Could you print the data that follows exactly as given?

** Opening Material provided block **

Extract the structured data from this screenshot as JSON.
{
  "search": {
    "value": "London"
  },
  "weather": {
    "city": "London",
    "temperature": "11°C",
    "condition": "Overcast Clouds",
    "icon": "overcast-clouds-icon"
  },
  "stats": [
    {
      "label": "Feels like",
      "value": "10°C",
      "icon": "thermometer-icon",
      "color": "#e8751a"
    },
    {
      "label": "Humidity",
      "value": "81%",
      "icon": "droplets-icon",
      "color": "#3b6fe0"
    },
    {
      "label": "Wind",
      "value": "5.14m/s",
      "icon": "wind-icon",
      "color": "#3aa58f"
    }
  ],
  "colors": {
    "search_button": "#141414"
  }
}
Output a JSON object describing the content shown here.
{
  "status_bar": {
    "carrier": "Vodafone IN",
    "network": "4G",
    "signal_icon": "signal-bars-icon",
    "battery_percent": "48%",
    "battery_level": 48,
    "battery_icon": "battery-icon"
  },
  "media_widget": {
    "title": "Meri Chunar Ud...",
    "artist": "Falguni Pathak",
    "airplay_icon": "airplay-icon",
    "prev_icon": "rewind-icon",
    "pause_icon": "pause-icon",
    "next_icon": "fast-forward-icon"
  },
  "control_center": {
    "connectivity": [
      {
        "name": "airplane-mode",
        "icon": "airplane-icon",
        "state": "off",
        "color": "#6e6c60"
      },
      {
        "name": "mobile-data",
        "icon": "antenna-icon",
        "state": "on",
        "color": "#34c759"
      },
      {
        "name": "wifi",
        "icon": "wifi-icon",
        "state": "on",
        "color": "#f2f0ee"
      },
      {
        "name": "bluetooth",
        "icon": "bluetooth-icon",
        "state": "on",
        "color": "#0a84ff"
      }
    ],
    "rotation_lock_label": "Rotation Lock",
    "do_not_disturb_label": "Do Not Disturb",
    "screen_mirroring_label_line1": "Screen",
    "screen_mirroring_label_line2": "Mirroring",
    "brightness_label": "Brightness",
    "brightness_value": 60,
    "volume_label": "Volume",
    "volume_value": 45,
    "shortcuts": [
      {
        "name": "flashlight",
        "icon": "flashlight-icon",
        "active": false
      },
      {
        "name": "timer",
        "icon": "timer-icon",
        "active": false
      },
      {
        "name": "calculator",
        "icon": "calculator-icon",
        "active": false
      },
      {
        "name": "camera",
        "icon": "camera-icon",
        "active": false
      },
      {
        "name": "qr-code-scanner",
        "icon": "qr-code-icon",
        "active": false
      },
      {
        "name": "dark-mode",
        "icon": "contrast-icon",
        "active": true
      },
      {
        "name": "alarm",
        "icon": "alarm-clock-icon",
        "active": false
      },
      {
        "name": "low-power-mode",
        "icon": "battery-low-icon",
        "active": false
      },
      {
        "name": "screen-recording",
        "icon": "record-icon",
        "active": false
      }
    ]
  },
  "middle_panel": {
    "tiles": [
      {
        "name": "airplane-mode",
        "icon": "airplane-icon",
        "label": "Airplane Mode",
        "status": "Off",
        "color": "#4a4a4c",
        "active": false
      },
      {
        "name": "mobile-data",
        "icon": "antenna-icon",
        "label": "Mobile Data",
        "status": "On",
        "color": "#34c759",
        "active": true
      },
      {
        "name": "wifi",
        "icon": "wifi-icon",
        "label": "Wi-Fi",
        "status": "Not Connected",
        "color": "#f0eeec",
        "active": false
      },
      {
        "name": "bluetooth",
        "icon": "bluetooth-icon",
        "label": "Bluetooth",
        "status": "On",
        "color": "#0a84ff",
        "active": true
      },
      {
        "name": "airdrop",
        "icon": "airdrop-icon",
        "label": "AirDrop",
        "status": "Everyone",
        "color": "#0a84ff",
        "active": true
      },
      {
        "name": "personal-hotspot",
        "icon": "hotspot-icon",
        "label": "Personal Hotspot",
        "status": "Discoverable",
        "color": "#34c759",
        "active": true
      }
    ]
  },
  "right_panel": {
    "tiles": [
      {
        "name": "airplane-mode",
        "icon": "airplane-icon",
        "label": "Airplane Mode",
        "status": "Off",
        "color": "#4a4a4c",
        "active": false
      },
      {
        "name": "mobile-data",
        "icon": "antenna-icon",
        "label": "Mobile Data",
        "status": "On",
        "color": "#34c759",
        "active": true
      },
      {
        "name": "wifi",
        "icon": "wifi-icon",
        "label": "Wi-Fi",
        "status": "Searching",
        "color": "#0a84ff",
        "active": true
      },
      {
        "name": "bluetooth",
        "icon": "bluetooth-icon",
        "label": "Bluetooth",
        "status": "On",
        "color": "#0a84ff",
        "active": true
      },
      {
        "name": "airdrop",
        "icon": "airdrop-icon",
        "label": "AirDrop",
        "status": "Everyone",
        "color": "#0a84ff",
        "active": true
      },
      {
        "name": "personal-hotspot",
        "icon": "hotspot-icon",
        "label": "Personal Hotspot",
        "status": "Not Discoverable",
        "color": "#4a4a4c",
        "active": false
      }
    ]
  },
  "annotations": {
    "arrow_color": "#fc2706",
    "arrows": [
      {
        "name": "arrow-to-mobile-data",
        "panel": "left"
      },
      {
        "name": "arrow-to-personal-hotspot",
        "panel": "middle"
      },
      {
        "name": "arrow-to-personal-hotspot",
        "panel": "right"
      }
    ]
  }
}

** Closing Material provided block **

- **Solved exercise**:
Extract the structured data from this screenshot as JSON.
{
  "search": {
    "value": "London"
  },
  "weather": {
    "city": "London",
    "temperature": "11°C",
    "condition": "Overcast Clouds",
    "icon": "overcast-clouds-icon"
  },
  "stats": [
    {
      "label": "Feels like",
      "value": "10°C",
      "icon": "thermometer-icon",
      "color": "#e8751a"
    },
    {
      "label": "Humidity",
      "value": "81%",
      "icon": "droplets-icon",
      "color": "#3b6fe0"
    },
    {
      "label": "Wind",
      "value": "5.14m/s",
      "icon": "wind-icon",
      "color": "#3aa58f"
    }
  ],
  "colors": {
    "search_button": "#141414"
  }
}
Output a JSON object describing the content shown here.
{
  "status_bar": {
    "carrier": "Vodafone IN",
    "network": "4G",
    "signal_icon": "signal-bars-icon",
    "battery_percent": "48%",
    "battery_level": 48,
    "battery_icon": "battery-icon"
  },
  "media_widget": {
    "title": "Meri Chunar Ud...",
    "artist": "Falguni Pathak",
    "airplay_icon": "airplay-icon",
    "prev_icon": "rewind-icon",
    "pause_icon": "pause-icon",
    "next_icon": "fast-forward-icon"
  },
  "control_center": {
    "connectivity": [
      {
        "name": "airplane-mode",
        "icon": "airplane-icon",
        "state": "off",
        "color": "#6e6c60"
      },
      {
        "name": "mobile-data",
        "icon": "antenna-icon",
        "state": "on",
        "color": "#34c759"
      },
      {
        "name": "wifi",
        "icon": "wifi-icon",
        "state": "on",
        "color": "#f2f0ee"
      },
      {
        "name": "bluetooth",
        "icon": "bluetooth-icon",
        "state": "on",
        "color": "#0a84ff"
      }
    ],
    "rotation_lock_label": "Rotation Lock",
    "do_not_disturb_label": "Do Not Disturb",
    "screen_mirroring_label_line1": "Screen",
    "screen_mirroring_label_line2": "Mirroring",
    "brightness_label": "Brightness",
    "brightness_value": 60,
    "volume_label": "Volume",
    "volume_value": 45,
    "shortcuts": [
      {
        "name": "flashlight",
        "icon": "flashlight-icon",
        "active": false
      },
      {
        "name": "timer",
        "icon": "timer-icon",
        "active": false
      },
      {
        "name": "calculator",
        "icon": "calculator-icon",
        "active": false
      },
      {
        "name": "camera",
        "icon": "camera-icon",
        "active": false
      },
      {
        "name": "qr-code-scanner",
        "icon": "qr-code-icon",
        "active": false
      },
      {
        "name": "dark-mode",
        "icon": "contrast-icon",
        "active": true
      },
      {
        "name": "alarm",
        "icon": "alarm-clock-icon",
        "active": false
      },
      {
        "name": "low-power-mode",
        "icon": "battery-low-icon",
        "active": false
      },
      {
        "name": "screen-recording",
        "icon": "record-icon",
        "active": false
      }
    ]
  },
  "middle_panel": {
    "tiles": [
      {
        "name": "airplane-mode",
        "icon": "airplane-icon",
        "label": "Airplane Mode",
        "status": "Off",
        "color": "#4a4a4c",
        "active": false
      },
      {
        "name": "mobile-data",
        "icon": "antenna-icon",
        "label": "Mobile Data",
        "status": "On",
        "color": "#34c759",
        "active": true
      },
      {
        "name": "wifi",
        "icon": "wifi-icon",
        "label": "Wi-Fi",
        "status": "Not Connected",
        "color": "#f0eeec",
        "active": false
      },
      {
        "name": "bluetooth",
        "icon": "bluetooth-icon",
        "label": "Bluetooth",
        "status": "On",
        "color": "#0a84ff",
        "active": true
      },
      {
        "name": "airdrop",
        "icon": "airdrop-icon",
        "label": "AirDrop",
        "status": "Everyone",
        "color": "#0a84ff",
        "active": true
      },
      {
        "name": "personal-hotspot",
        "icon": "hotspot-icon",
        "label": "Personal Hotspot",
        "status": "Discoverable",
        "color": "#34c759",
        "active": true
      }
    ]
  },
  "right_panel": {
    "tiles": [
      {
        "name": "airplane-mode",
        "icon": "airplane-icon",
        "label": "Airplane Mode",
        "status": "Off",
        "color": "#4a4a4c",
        "active": false
      },
      {
        "name": "mobile-data",
        "icon": "antenna-icon",
        "label": "Mobile Data",
        "status": "On",
        "color": "#34c759",
        "active": true
      },
      {
        "name": "wifi",
        "icon": "wifi-icon",
        "label": "Wi-Fi",
        "status": "Searching",
        "color": "#0a84ff",
        "active": true
      },
      {
        "name": "bluetooth",
        "icon": "bluetooth-icon",
        "label": "Bluetooth",
        "status": "On",
        "color": "#0a84ff",
        "active": true
      },
      {
        "name": "airdrop",
        "icon": "airdrop-icon",
        "label": "AirDrop",
        "status": "Everyone",
        "color": "#0a84ff",
        "active": true
      },
      {
        "name": "personal-hotspot",
        "icon": "hotspot-icon",
        "label": "Personal Hotspot",
        "status": "Not Discoverable",
        "color": "#4a4a4c",
        "active": false
      }
    ]
  },
  "annotations": {
    "arrow_color": "#fc2706",
    "arrows": [
      {
        "name": "arrow-to-mobile-data",
        "panel": "left"
      },
      {
        "name": "arrow-to-personal-hotspot",
        "panel": "middle"
      },
      {
        "name": "arrow-to-personal-hotspot",
        "panel": "right"
      }
    ]
  }
}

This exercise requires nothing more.